(Data about app and page elements)
□ □ □ □ □

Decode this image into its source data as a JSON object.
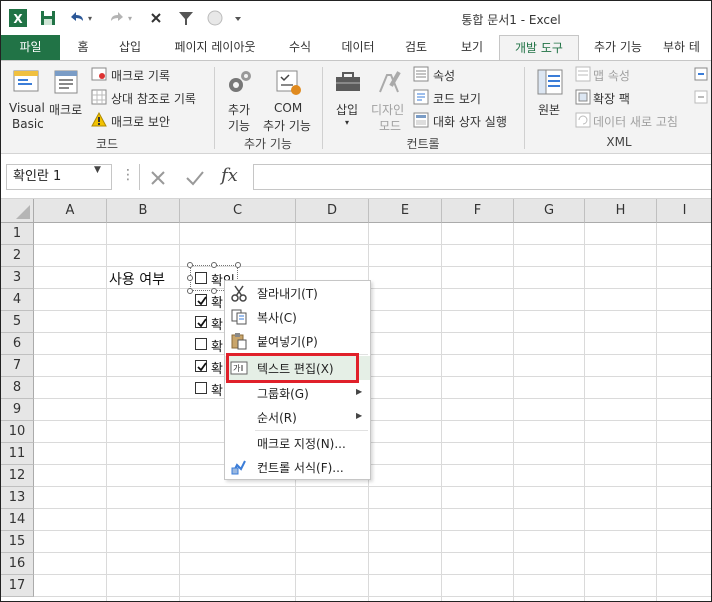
{
  "window": {
    "title": "통합 문서1 - Excel",
    "app_color": "#217346"
  },
  "ribbon": {
    "tabs": [
      {
        "label": "파일"
      },
      {
        "label": "홈"
      },
      {
        "label": "삽입"
      },
      {
        "label": "페이지 레이아웃"
      },
      {
        "label": "수식"
      },
      {
        "label": "데이터"
      },
      {
        "label": "검토"
      },
      {
        "label": "보기"
      },
      {
        "label": "개발 도구"
      },
      {
        "label": "추가 기능"
      },
      {
        "label": "부하 테"
      }
    ],
    "code": {
      "visual_basic_line1": "Visual",
      "visual_basic_line2": "Basic",
      "macro": "매크로",
      "record_macro": "매크로 기록",
      "relative_ref": "상대 참조로 기록",
      "macro_security": "매크로 보안",
      "group_label": "코드"
    },
    "addins": {
      "addins_line1": "추가",
      "addins_line2": "기능",
      "com_line1": "COM",
      "com_line2": "추가 기능",
      "group_label": "추가 기능"
    },
    "controls": {
      "insert": "삽입",
      "design_line1": "디자인",
      "design_line2": "모드",
      "properties": "속성",
      "view_code": "코드 보기",
      "run_dialog": "대화 상자 실행",
      "group_label": "컨트롤"
    },
    "xml": {
      "source": "원본",
      "map_properties": "맵 속성",
      "expansion_packs": "확장 팩",
      "refresh_data": "데이터 새로 고침",
      "group_label": "XML"
    }
  },
  "formula_bar": {
    "name_box": "확인란 1",
    "fx": "fx",
    "value": ""
  },
  "sheet": {
    "columns": [
      "A",
      "B",
      "C",
      "D",
      "E",
      "F",
      "G",
      "H",
      "I"
    ],
    "rows": [
      "1",
      "2",
      "3",
      "4",
      "5",
      "6",
      "7",
      "8",
      "9",
      "10",
      "11",
      "12",
      "13",
      "14",
      "15",
      "16",
      "17"
    ],
    "label_cell": "사용 여부",
    "checkboxes": [
      {
        "label": "확인",
        "checked": false
      },
      {
        "label": "확",
        "checked": true
      },
      {
        "label": "확",
        "checked": true
      },
      {
        "label": "확",
        "checked": false
      },
      {
        "label": "확",
        "checked": true
      },
      {
        "label": "확",
        "checked": false
      }
    ]
  },
  "context_menu": {
    "items": [
      {
        "label": "잘라내기(T)",
        "icon": "scissors-icon"
      },
      {
        "label": "복사(C)",
        "icon": "copy-icon"
      },
      {
        "label": "붙여넣기(P)",
        "icon": "paste-icon"
      },
      {
        "label": "텍스트 편집(X)",
        "icon": "edit-text-icon"
      },
      {
        "label": "그룹화(G)",
        "icon": ""
      },
      {
        "label": "순서(R)",
        "icon": ""
      },
      {
        "label": "매크로 지정(N)...",
        "icon": ""
      },
      {
        "label": "컨트롤 서식(F)...",
        "icon": "format-control-icon"
      }
    ],
    "highlight_color": "#e0202a"
  }
}
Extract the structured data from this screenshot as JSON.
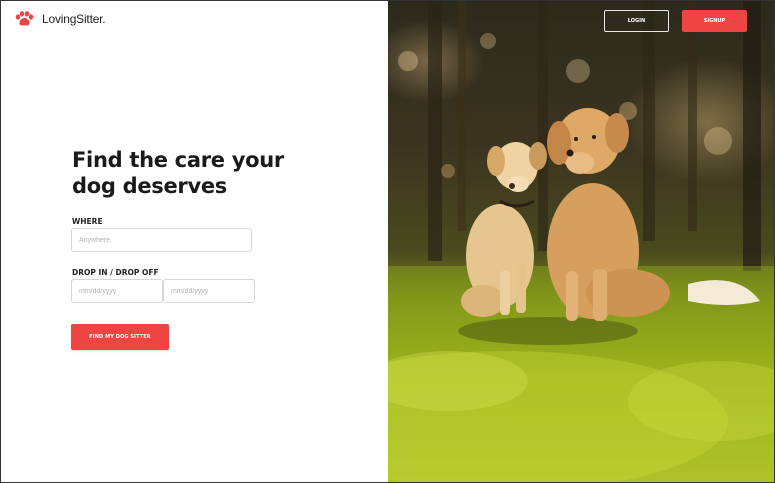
{
  "brand": {
    "name": "LovingSitter.",
    "logo_icon": "paw-icon",
    "accent": "#ef4444"
  },
  "nav": {
    "login_label": "LOGIN",
    "signup_label": "SIGNUP"
  },
  "hero": {
    "headline": "Find the care your dog deserves"
  },
  "search": {
    "where_label": "WHERE",
    "where_placeholder": "Anywhere",
    "dates_label": "DROP IN / DROP OFF",
    "drop_in_placeholder": "mm/dd/yyyy",
    "drop_off_placeholder": "mm/dd/yyyy",
    "submit_label": "FIND MY DOG SITTER"
  },
  "photo": {
    "subject": "two-dogs-photo"
  }
}
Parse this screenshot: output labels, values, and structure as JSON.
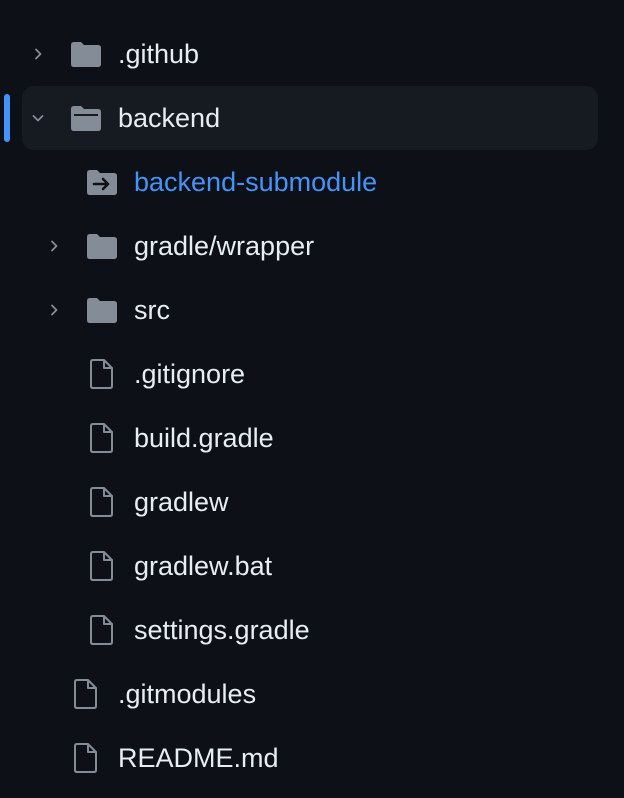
{
  "colors": {
    "background": "#0d1117",
    "selected_row": "#161b22",
    "accent": "#4493f8",
    "text": "#e6edf3",
    "icon": "#848d97"
  },
  "tree": {
    "items": [
      {
        "label": ".github",
        "type": "folder",
        "state": "collapsed",
        "icon": "folder-icon"
      },
      {
        "label": "backend",
        "type": "folder",
        "state": "expanded",
        "selected": true,
        "icon": "folder-open-icon"
      },
      {
        "label": "backend-submodule",
        "type": "submodule",
        "icon": "submodule-icon"
      },
      {
        "label": "gradle/wrapper",
        "type": "folder",
        "state": "collapsed",
        "icon": "folder-icon"
      },
      {
        "label": "src",
        "type": "folder",
        "state": "collapsed",
        "icon": "folder-icon"
      },
      {
        "label": ".gitignore",
        "type": "file",
        "icon": "file-icon"
      },
      {
        "label": "build.gradle",
        "type": "file",
        "icon": "file-icon"
      },
      {
        "label": "gradlew",
        "type": "file",
        "icon": "file-icon"
      },
      {
        "label": "gradlew.bat",
        "type": "file",
        "icon": "file-icon"
      },
      {
        "label": "settings.gradle",
        "type": "file",
        "icon": "file-icon"
      },
      {
        "label": ".gitmodules",
        "type": "file",
        "icon": "file-icon"
      },
      {
        "label": "README.md",
        "type": "file",
        "icon": "file-icon"
      }
    ]
  }
}
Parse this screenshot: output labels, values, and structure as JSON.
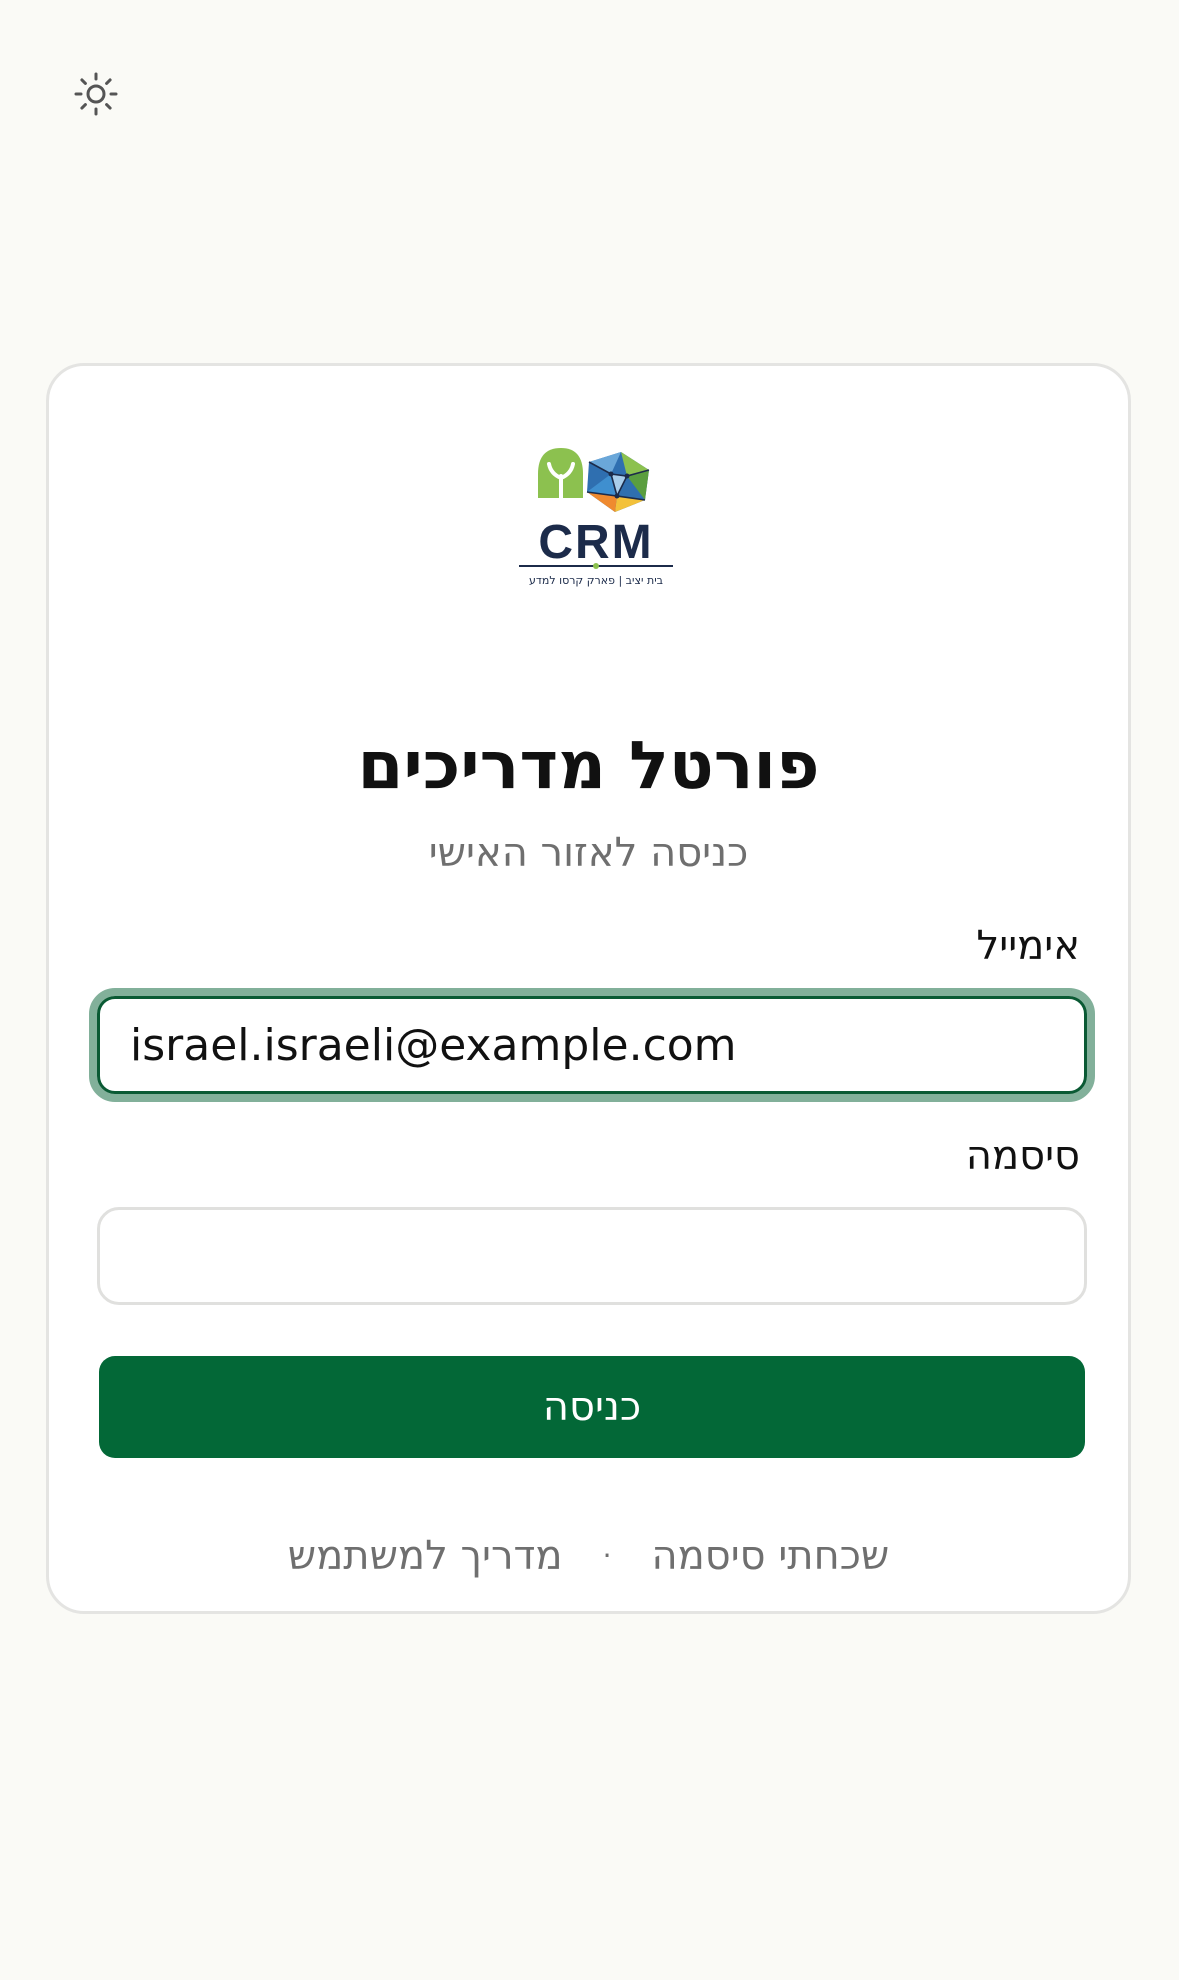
{
  "theme_toggle": {
    "icon": "sun-icon"
  },
  "logo": {
    "wordmark": "CRM",
    "tagline": "בית יציב | פארק קרסו למדע",
    "colors": {
      "green": "#8cc14f",
      "navy": "#1c2b4a",
      "blue": "#3f8fcf",
      "yellow": "#f3c13a",
      "orange": "#ef8a2f"
    }
  },
  "login": {
    "title": "פורטל מדריכים",
    "subtitle": "כניסה לאזור האישי",
    "email_label": "אימייל",
    "email_value": "israel.israeli@example.com",
    "password_label": "סיסמה",
    "submit_label": "כניסה",
    "forgot_password": "שכחתי סיסמה",
    "separator": "·",
    "user_guide": "מדריך למשתמש"
  },
  "colors": {
    "primary": "#036837",
    "focus_ring": "#82b09a",
    "background": "#fafaf6"
  }
}
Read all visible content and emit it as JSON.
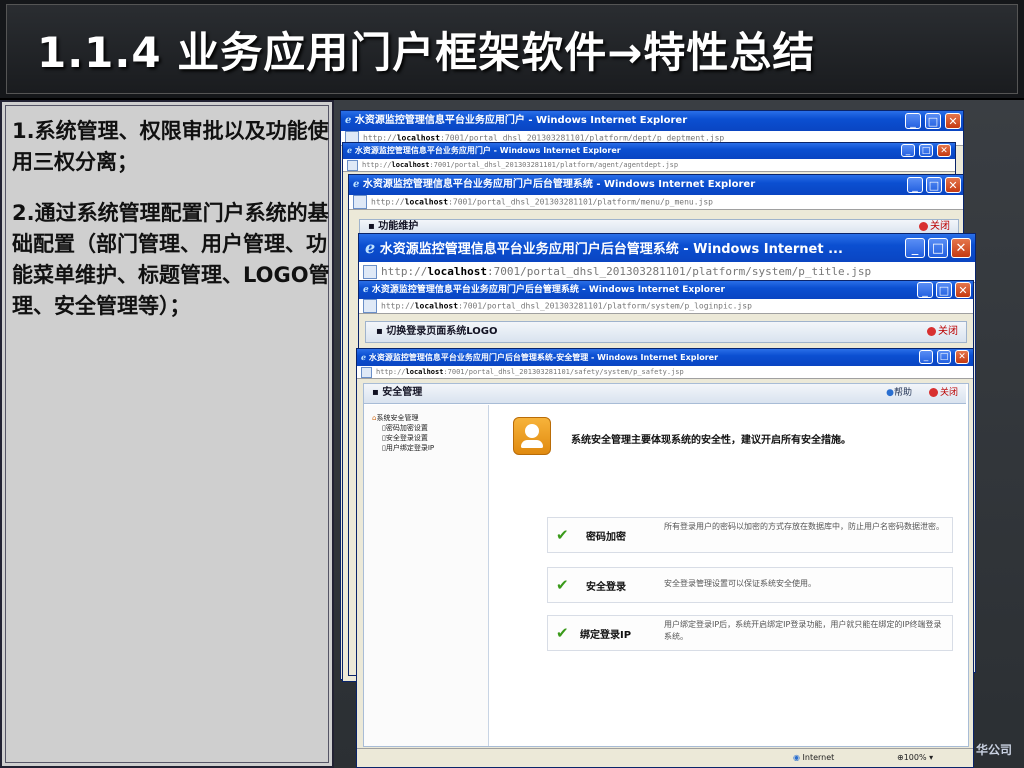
{
  "slide": {
    "title": "1.1.4 业务应用门户框架软件→特性总结",
    "points": [
      "1.系统管理、权限审批以及功能使用三权分离；",
      "2.通过系统管理配置门户系统的基础配置（部门管理、用户管理、功能菜单维护、标题管理、LOGO管理、安全管理等）；"
    ],
    "brand_fragment": "华公司"
  },
  "windows": [
    {
      "title": "水资源监控管理信息平台业务应用门户 - Windows Internet Explorer",
      "addr_prefix": "http://",
      "addr_host": "localhost",
      "addr_path": ":7001/portal_dhsl_201303281101/platform/dept/p_deptment.jsp"
    },
    {
      "title": "水资源监控管理信息平台业务应用门户 - Windows Internet Explorer",
      "addr_prefix": "http://",
      "addr_host": "localhost",
      "addr_path": ":7001/portal_dhsl_201303281101/platform/agent/agentdept.jsp"
    },
    {
      "title": "水资源监控管理信息平台业务应用门户后台管理系统 - Windows Internet Explorer",
      "addr_prefix": "http://",
      "addr_host": "localhost",
      "addr_path": ":7001/portal_dhsl_201303281101/platform/menu/p_menu.jsp",
      "panel_title": "功能维护",
      "close_label": "关闭"
    },
    {
      "title": "水资源监控管理信息平台业务应用门户后台管理系统 - Windows Internet ...",
      "addr_prefix": "http://",
      "addr_host": "localhost",
      "addr_path": ":7001/portal_dhsl_201303281101/platform/system/p_title.jsp"
    },
    {
      "title": "水资源监控管理信息平台业务应用门户后台管理系统 - Windows Internet Explorer",
      "addr_prefix": "http://",
      "addr_host": "localhost",
      "addr_path": ":7001/portal_dhsl_201303281101/platform/system/p_loginpic.jsp",
      "panel_title": "切换登录页面系统LOGO",
      "close_label": "关闭"
    },
    {
      "title": "水资源监控管理信息平台业务应用门户后台管理系统-安全管理 - Windows Internet Explorer",
      "addr_prefix": "http://",
      "addr_host": "localhost",
      "addr_path": ":7001/portal_dhsl_201303281101/safety/system/p_safety.jsp",
      "panel_title": "安全管理",
      "help_label": "帮助",
      "close_label": "关闭"
    }
  ],
  "security": {
    "tree": {
      "root": "系统安全管理",
      "children": [
        "密码加密设置",
        "安全登录设置",
        "用户绑定登录IP"
      ]
    },
    "headline": "系统安全管理主要体现系统的安全性，建议开启所有安全措施。",
    "items": [
      {
        "label": "密码加密",
        "desc": "所有登录用户的密码以加密的方式存放在数据库中，防止用户名密码数据泄密。"
      },
      {
        "label": "安全登录",
        "desc": "安全登录管理设置可以保证系统安全使用。"
      },
      {
        "label": "绑定登录IP",
        "desc": "用户绑定登录IP后，系统开启绑定IP登录功能，用户就只能在绑定的IP终端登录系统。"
      }
    ]
  },
  "statusbar": {
    "zone": "Internet",
    "zoom": "100%"
  },
  "colors": {
    "titlebar": "#0b4fd1",
    "slide_bg": "#2c3034",
    "check": "#3a9a1a"
  }
}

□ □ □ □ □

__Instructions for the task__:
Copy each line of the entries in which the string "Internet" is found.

__Task output__:
      "title": "水资源监控管理信息平台业务应用门户 - Windows Internet Explorer",
      "title": "水资源监控管理信息平台业务应用门户 - Windows Internet Explorer",
      "title": "水资源监控管理信息平台业务应用门户后台管理系统 - Windows Internet Explorer",
      "title": "水资源监控管理信息平台业务应用门户后台管理系统 - Windows Internet ...",
      "title": "水资源监控管理信息平台业务应用门户后台管理系统 - Windows Internet Explorer",
      "title": "水资源监控管理信息平台业务应用门户后台管理系统-安全管理 - Windows Internet Explorer",
    "zone": "Internet",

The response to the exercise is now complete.